  •  I had WebDAV server side done by SabreDAV, which gone a lot of troubles to make it compatible as possible. 97% unittest coverage and special workarounds for new/old windows clients and for office some extra too. Even reading trough the authors torments when he found that XML controll messages with some MS products are sensitive for white characters, especially on such places where XML shouldn't be. Really SabreDAV is nicely done, but because lot of things required to keep it working I got afraid to do something on server side, update mine Office and I was worried with system updates on client as well, reading if they could affect how the WebDAV implementation works, just if it could break mine setup.
    • SabreDAV is done in PHP, side eeffects of that is that larger files could get terminated by PHP timeout, but still having the locks present in database, then manually cleaning database and playing with stuff to get permissions to save the file to the WebDAV at all.

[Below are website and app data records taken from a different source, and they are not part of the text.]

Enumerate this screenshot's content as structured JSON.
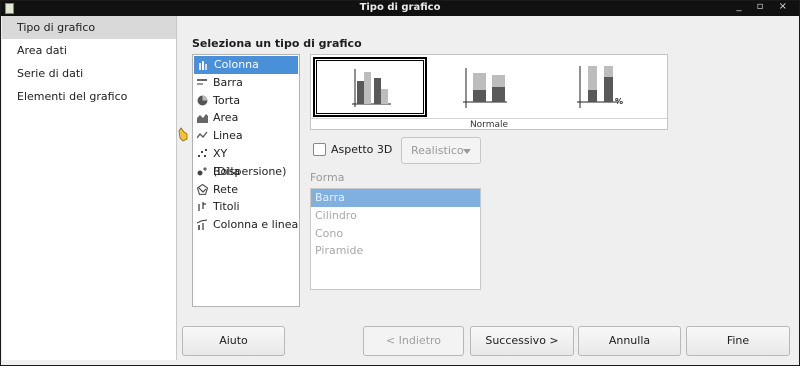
{
  "window": {
    "title": "Tipo di grafico",
    "controls": "_ ▫ ×"
  },
  "sidebar": {
    "items": [
      {
        "label": "Tipo di grafico",
        "active": true
      },
      {
        "label": "Area dati"
      },
      {
        "label": "Serie di dati"
      },
      {
        "label": "Elementi del grafico"
      }
    ]
  },
  "main": {
    "heading": "Seleziona un tipo di grafico"
  },
  "chart_types": [
    {
      "label": "Colonna",
      "icon": "column-chart-icon",
      "selected": true
    },
    {
      "label": "Barra",
      "icon": "bar-chart-icon"
    },
    {
      "label": "Torta",
      "icon": "pie-chart-icon"
    },
    {
      "label": "Area",
      "icon": "area-chart-icon"
    },
    {
      "label": "Linea",
      "icon": "line-chart-icon"
    },
    {
      "label": "XY (Dispersione)",
      "icon": "scatter-chart-icon"
    },
    {
      "label": "Bolla",
      "icon": "bubble-chart-icon"
    },
    {
      "label": "Rete",
      "icon": "net-chart-icon"
    },
    {
      "label": "Titoli",
      "icon": "stock-chart-icon"
    },
    {
      "label": "Colonna e linea",
      "icon": "column-line-chart-icon"
    }
  ],
  "variants": {
    "caption": "Normale",
    "percent_symbol": "%"
  },
  "options": {
    "aspect3d_label": "Aspetto 3D",
    "aspect3d_checked": false,
    "look_value": "Realistico"
  },
  "shape": {
    "label": "Forma",
    "items": [
      {
        "label": "Barra",
        "selected": true
      },
      {
        "label": "Cilindro"
      },
      {
        "label": "Cono"
      },
      {
        "label": "Piramide"
      }
    ]
  },
  "buttons": {
    "help": "Aiuto",
    "back": "< Indietro",
    "next": "Successivo >",
    "cancel": "Annulla",
    "finish": "Fine"
  },
  "colors": {
    "selection": "#4a90d9",
    "titlebar": "#111111",
    "bar_dark": "#595959",
    "bar_light": "#bdbdbd"
  }
}
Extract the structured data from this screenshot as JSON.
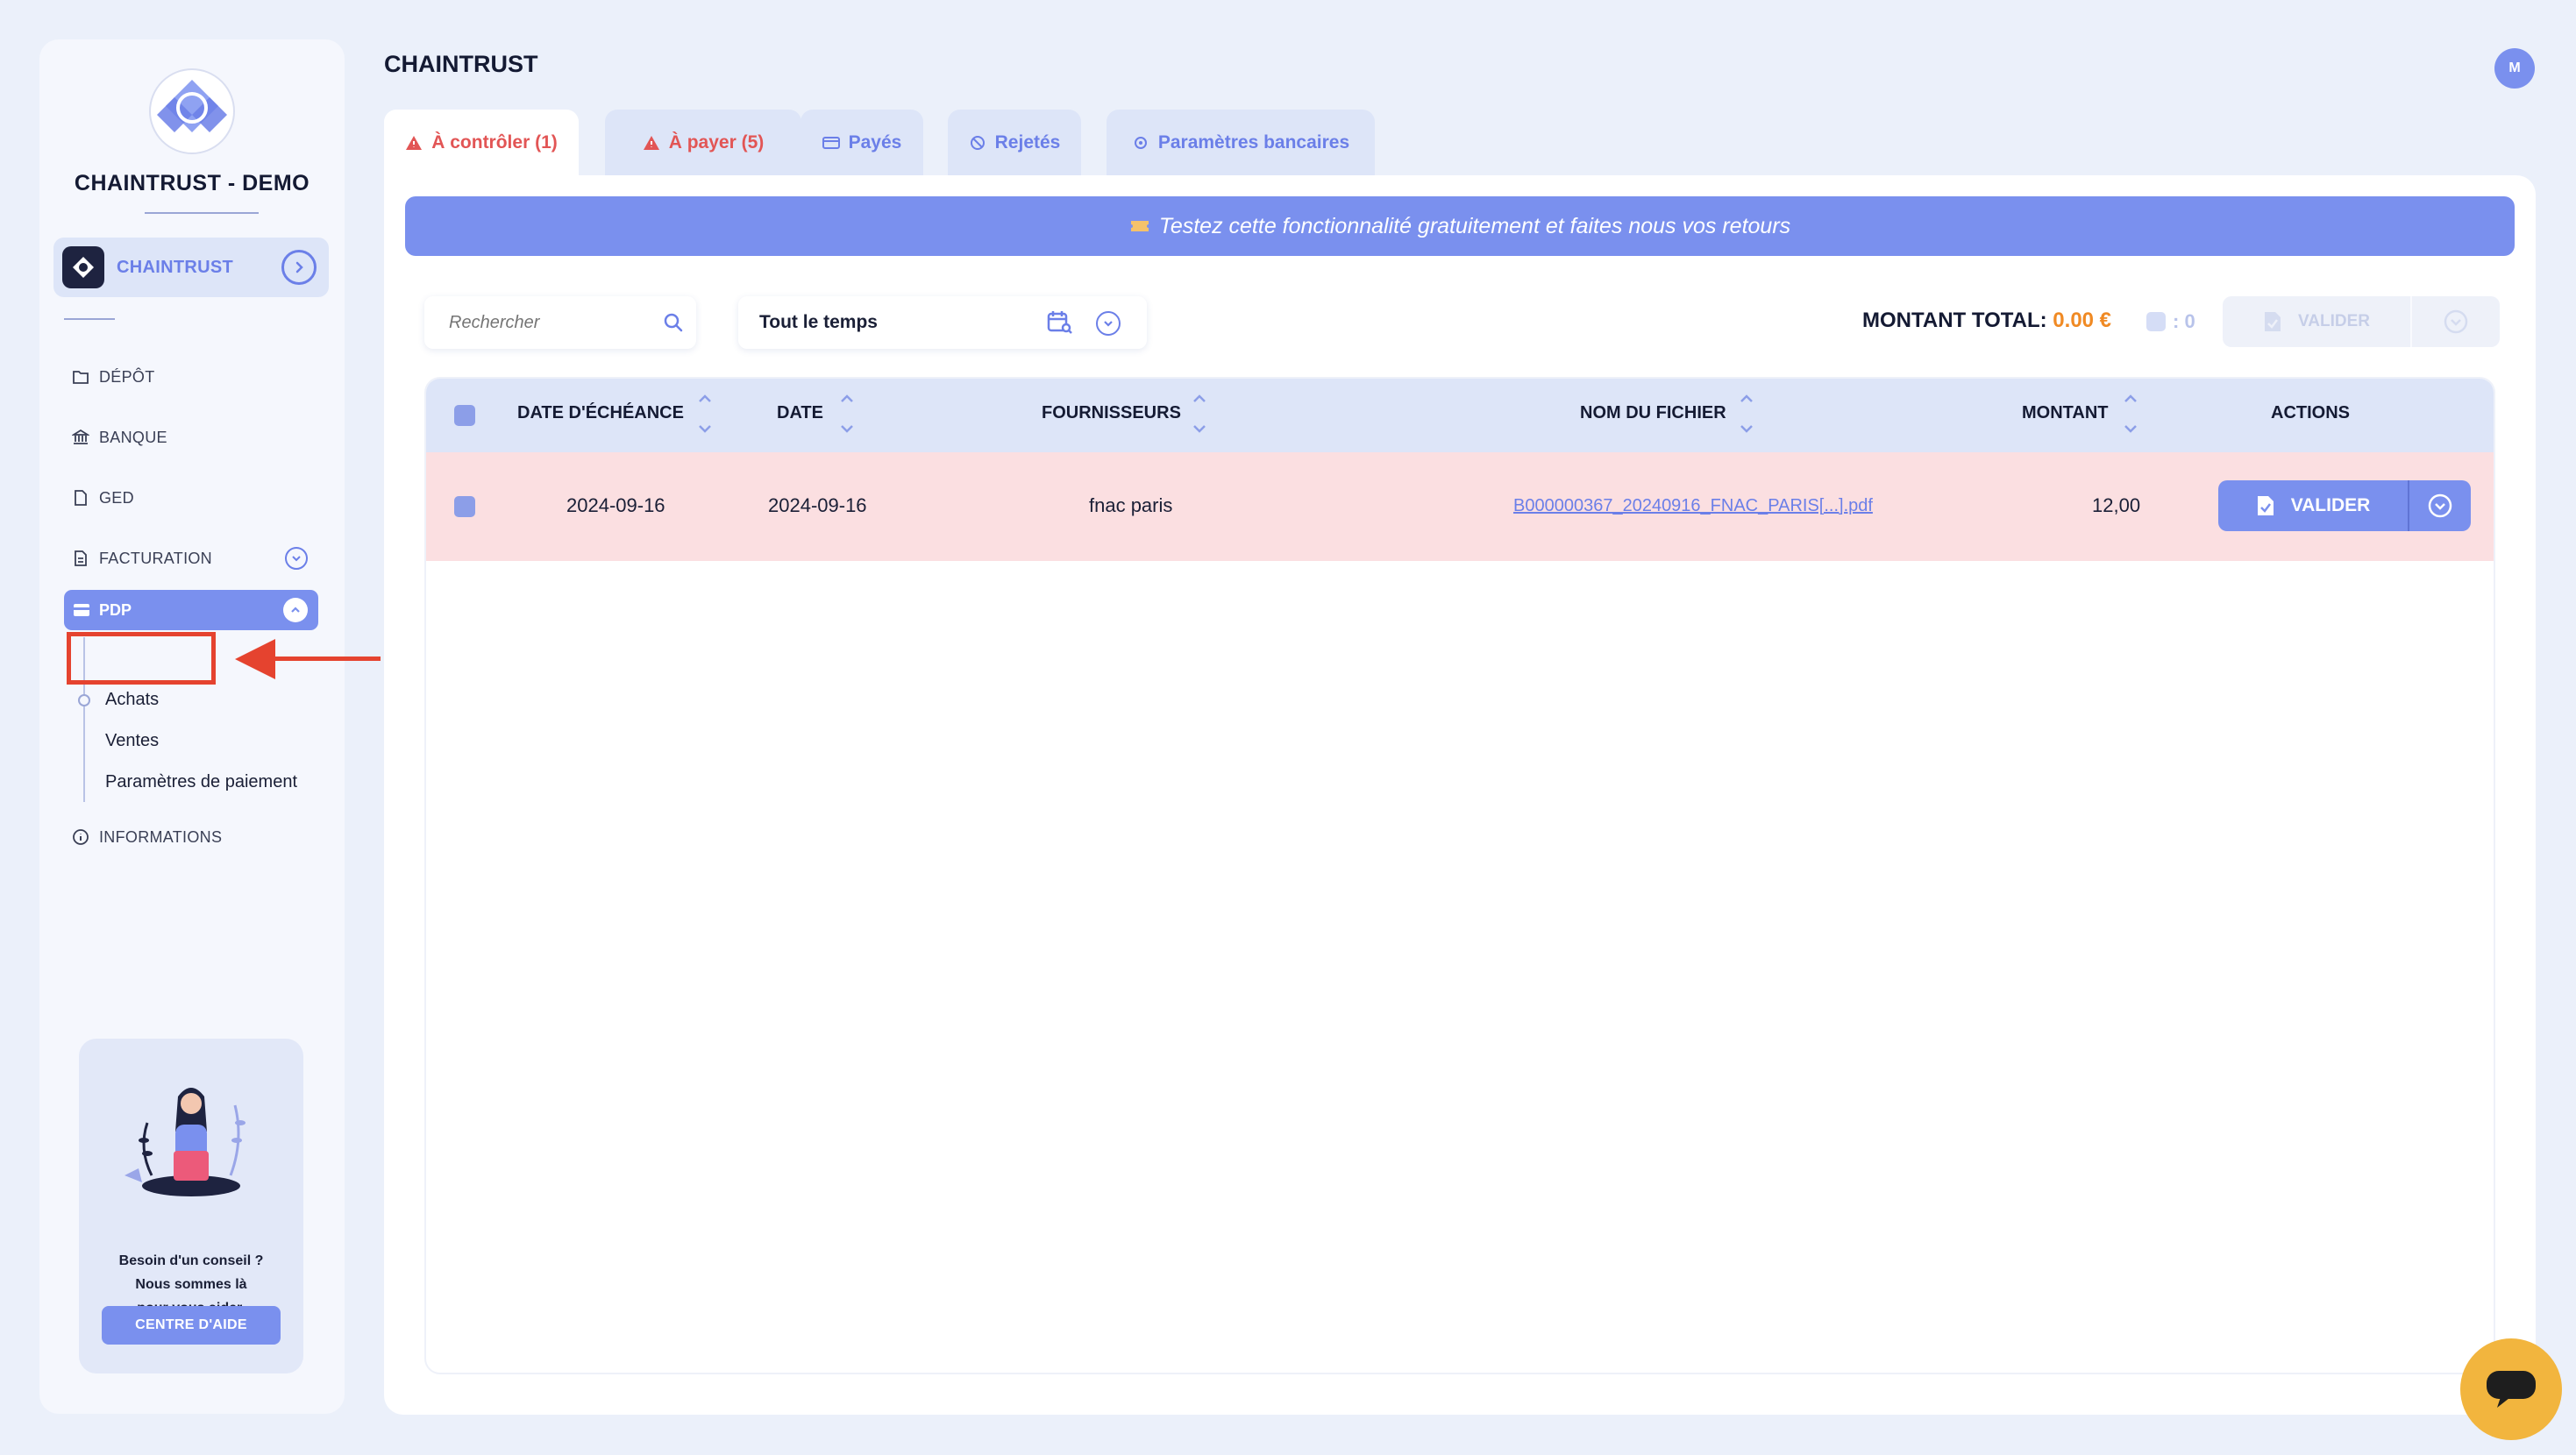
{
  "sidebar": {
    "company_name": "CHAINTRUST - DEMO",
    "org_label": "CHAINTRUST",
    "nav": {
      "depot": "DÉPÔT",
      "banque": "BANQUE",
      "ged": "GED",
      "facturation": "FACTURATION",
      "pdp": "PDP",
      "informations": "INFORMATIONS"
    },
    "pdp_sub": [
      "Achats",
      "Ventes",
      "Paramètres de paiement"
    ],
    "help": {
      "line1": "Besoin d'un conseil ?",
      "line2": "Nous sommes là",
      "line3": "pour vous aider.",
      "button": "CENTRE D'AIDE"
    }
  },
  "header": {
    "title": "CHAINTRUST",
    "avatar_initial": "M"
  },
  "tabs": [
    {
      "label": "À contrôler (1)",
      "icon": "warning-icon",
      "active": true
    },
    {
      "label": "À payer (5)",
      "icon": "warning-icon",
      "active": false
    },
    {
      "label": "Payés",
      "icon": "payment-icon",
      "active": false
    },
    {
      "label": "Rejetés",
      "icon": "blocked-icon",
      "active": false
    },
    {
      "label": "Paramètres bancaires",
      "icon": "gear-icon",
      "active": false
    }
  ],
  "banner": {
    "text": "Testez cette fonctionnalité gratuitement et faites nous vos retours"
  },
  "toolbar": {
    "search_placeholder": "Rechercher",
    "period": "Tout le temps",
    "total_label": "MONTANT TOTAL:",
    "total_amount": "0.00 €",
    "selected_count": ": 0",
    "validate_label": "VALIDER"
  },
  "table": {
    "headers": [
      "DATE D'ÉCHÉANCE",
      "DATE",
      "FOURNISSEURS",
      "NOM DU FICHIER",
      "MONTANT",
      "ACTIONS"
    ],
    "rows": [
      {
        "due_date": "2024-09-16",
        "date": "2024-09-16",
        "supplier": "fnac paris",
        "file_name": "B000000367_20240916_FNAC_PARIS[...].pdf",
        "amount": "12,00",
        "action": "VALIDER"
      }
    ]
  },
  "colors": {
    "accent": "#7a90ee",
    "alert": "#e25555",
    "total_amount": "#f08a24",
    "row_highlight": "#fbdfe1",
    "annotation": "#e5432f",
    "chat": "#f2b53e"
  }
}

So most of time I had worries in my back of the head to make big notes, to keep server setting unchanged and lots of other things just to not give it any reason to break. Because when it broke my productivity dropped. Then the Linux side didn't worked as I wanted and I had mixed feeling about whole time, even couple things I loved very much. It was time for change, couple years back I evaluated mine options for note-taking software. I had no prejudice and was willing to use what will do the trick for me and OneNote fits me very much. So still I kept the OneNote a changed the synchronization to something more awkward, but more suitable for mine needs. And having MS server solution is overkill, waste of server resources and still will not be without any issues and won't solve all mine problems.

Switching from build-in support to 3th party synchronization meant that OneNote:

  • Kept his files in normal mode, so now mine Debian can access to it as to normal files. They are not virtual machines and I'm rebooting when I'm switch between them. Therefor there will be no "synchronization conflicts", only one of them will access and change files at one given moment. This solved problem with mine Linux like the problem even never existed.
  • Had no clue if he is synchronized or not, so it doesn't go into the read-only lockout. If somebody needs 2-way synch it's not the best, but it's ideal for somebody who needs the synch as 1-way backup (because synching with linux solved by itself). If I'm offline for prolonged time, mine service will not work or break I will have peace of mind that mine note taking will not be affected.

Notes goes to server (backup) and then at night to the backup server of that server (backup of the backup), which means that mine notes are on 3 different hard drives in 2 different countries. Plus the backup server for my server keeps daily and weekly increments and I can revert changes, something deleted 2 months ago and regret it, I can get it back, It's like personal automatic revision control.